● Required work: Entries must be copied exactly, with nothing left out.
** Extracted information follows **
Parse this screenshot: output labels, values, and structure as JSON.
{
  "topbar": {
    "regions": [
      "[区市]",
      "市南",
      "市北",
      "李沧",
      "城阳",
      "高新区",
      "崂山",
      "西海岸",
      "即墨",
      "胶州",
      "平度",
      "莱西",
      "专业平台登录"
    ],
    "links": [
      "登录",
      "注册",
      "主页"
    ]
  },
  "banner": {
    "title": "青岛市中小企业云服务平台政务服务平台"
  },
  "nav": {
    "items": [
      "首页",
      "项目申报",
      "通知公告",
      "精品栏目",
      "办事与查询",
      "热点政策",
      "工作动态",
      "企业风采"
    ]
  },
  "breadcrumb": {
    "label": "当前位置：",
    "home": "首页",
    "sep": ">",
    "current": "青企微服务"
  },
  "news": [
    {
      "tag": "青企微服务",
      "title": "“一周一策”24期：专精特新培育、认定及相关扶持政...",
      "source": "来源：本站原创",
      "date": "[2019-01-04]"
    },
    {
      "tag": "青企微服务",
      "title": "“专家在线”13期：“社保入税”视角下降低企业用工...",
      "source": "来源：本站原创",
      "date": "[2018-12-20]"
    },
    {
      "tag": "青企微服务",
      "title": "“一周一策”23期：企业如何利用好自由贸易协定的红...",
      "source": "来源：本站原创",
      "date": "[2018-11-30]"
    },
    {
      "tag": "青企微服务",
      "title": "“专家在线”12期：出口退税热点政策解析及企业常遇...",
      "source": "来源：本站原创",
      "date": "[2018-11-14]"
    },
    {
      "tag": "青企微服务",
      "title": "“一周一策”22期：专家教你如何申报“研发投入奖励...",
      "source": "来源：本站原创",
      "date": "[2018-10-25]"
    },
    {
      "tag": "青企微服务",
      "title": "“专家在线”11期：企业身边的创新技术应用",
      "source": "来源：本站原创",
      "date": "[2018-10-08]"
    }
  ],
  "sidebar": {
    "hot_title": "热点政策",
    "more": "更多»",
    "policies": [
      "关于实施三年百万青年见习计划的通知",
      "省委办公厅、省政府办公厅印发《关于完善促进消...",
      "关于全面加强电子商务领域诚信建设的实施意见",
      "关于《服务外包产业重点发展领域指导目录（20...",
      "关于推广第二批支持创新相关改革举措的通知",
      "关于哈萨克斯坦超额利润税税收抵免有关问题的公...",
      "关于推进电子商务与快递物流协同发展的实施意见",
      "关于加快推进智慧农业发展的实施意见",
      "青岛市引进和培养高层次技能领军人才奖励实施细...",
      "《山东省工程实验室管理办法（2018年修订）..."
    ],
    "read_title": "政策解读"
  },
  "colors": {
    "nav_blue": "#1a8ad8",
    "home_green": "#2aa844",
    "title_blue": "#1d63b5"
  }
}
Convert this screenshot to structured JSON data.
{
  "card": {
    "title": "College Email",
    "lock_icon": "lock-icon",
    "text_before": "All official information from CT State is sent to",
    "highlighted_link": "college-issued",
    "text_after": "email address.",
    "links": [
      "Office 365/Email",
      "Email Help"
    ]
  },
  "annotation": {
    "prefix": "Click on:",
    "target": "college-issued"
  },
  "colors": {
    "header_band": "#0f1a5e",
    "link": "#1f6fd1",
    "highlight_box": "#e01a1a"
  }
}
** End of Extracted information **
● Task output:
Parse this screenshot: output labels, values, and structure as JSON.
{
  "topbar": {
    "regions": [
      "[区市]",
      "市南",
      "市北",
      "李沧",
      "城阳",
      "高新区",
      "崂山",
      "西海岸",
      "即墨",
      "胶州",
      "平度",
      "莱西",
      "专业平台登录"
    ],
    "links": [
      "登录",
      "注册",
      "主页"
    ]
  },
  "banner": {
    "title": "青岛市中小企业云服务平台政务服务平台"
  },
  "nav": {
    "items": [
      "首页",
      "项目申报",
      "通知公告",
      "精品栏目",
      "办事与查询",
      "热点政策",
      "工作动态",
      "企业风采"
    ]
  },
  "breadcrumb": {
    "label": "当前位置：",
    "home": "首页",
    "sep": ">",
    "current": "青企微服务"
  },
  "news": [
    {
      "tag": "青企微服务",
      "title": "“一周一策”24期：专精特新培育、认定及相关扶持政...",
      "source": "来源：本站原创",
      "date": "[2019-01-04]"
    },
    {
      "tag": "青企微服务",
      "title": "“专家在线”13期：“社保入税”视角下降低企业用工...",
      "source": "来源：本站原创",
      "date": "[2018-12-20]"
    },
    {
      "tag": "青企微服务",
      "title": "“一周一策”23期：企业如何利用好自由贸易协定的红...",
      "source": "来源：本站原创",
      "date": "[2018-11-30]"
    },
    {
      "tag": "青企微服务",
      "title": "“专家在线”12期：出口退税热点政策解析及企业常遇...",
      "source": "来源：本站原创",
      "date": "[2018-11-14]"
    },
    {
      "tag": "青企微服务",
      "title": "“一周一策”22期：专家教你如何申报“研发投入奖励...",
      "source": "来源：本站原创",
      "date": "[2018-10-25]"
    },
    {
      "tag": "青企微服务",
      "title": "“专家在线”11期：企业身边的创新技术应用",
      "source": "来源：本站原创",
      "date": "[2018-10-08]"
    }
  ],
  "sidebar": {
    "hot_title": "热点政策",
    "more": "更多»",
    "policies": [
      "关于实施三年百万青年见习计划的通知",
      "省委办公厅、省政府办公厅印发《关于完善促进消...",
      "关于全面加强电子商务领域诚信建设的实施意见",
      "关于《服务外包产业重点发展领域指导目录（20...",
      "关于推广第二批支持创新相关改革举措的通知",
      "关于哈萨克斯坦超额利润税税收抵免有关问题的公...",
      "关于推进电子商务与快递物流协同发展的实施意见",
      "关于加快推进智慧农业发展的实施意见",
      "青岛市引进和培养高层次技能领军人才奖励实施细...",
      "《山东省工程实验室管理办法（2018年修订）..."
    ],
    "read_title": "政策解读"
  },
  "colors": {
    "nav_blue": "#1a8ad8",
    "home_green": "#2aa844",
    "title_blue": "#1d63b5"
  }
}
Convert this screenshot to structured JSON data.
{
  "card": {
    "title": "College Email",
    "lock_icon": "lock-icon",
    "text_before": "All official information from CT State is sent to",
    "highlighted_link": "college-issued",
    "text_after": "email address.",
    "links": [
      "Office 365/Email",
      "Email Help"
    ]
  },
  "annotation": {
    "prefix": "Click on:",
    "target": "college-issued"
  },
  "colors": {
    "header_band": "#0f1a5e",
    "link": "#1f6fd1",
    "highlight_box": "#e01a1a"
  }
}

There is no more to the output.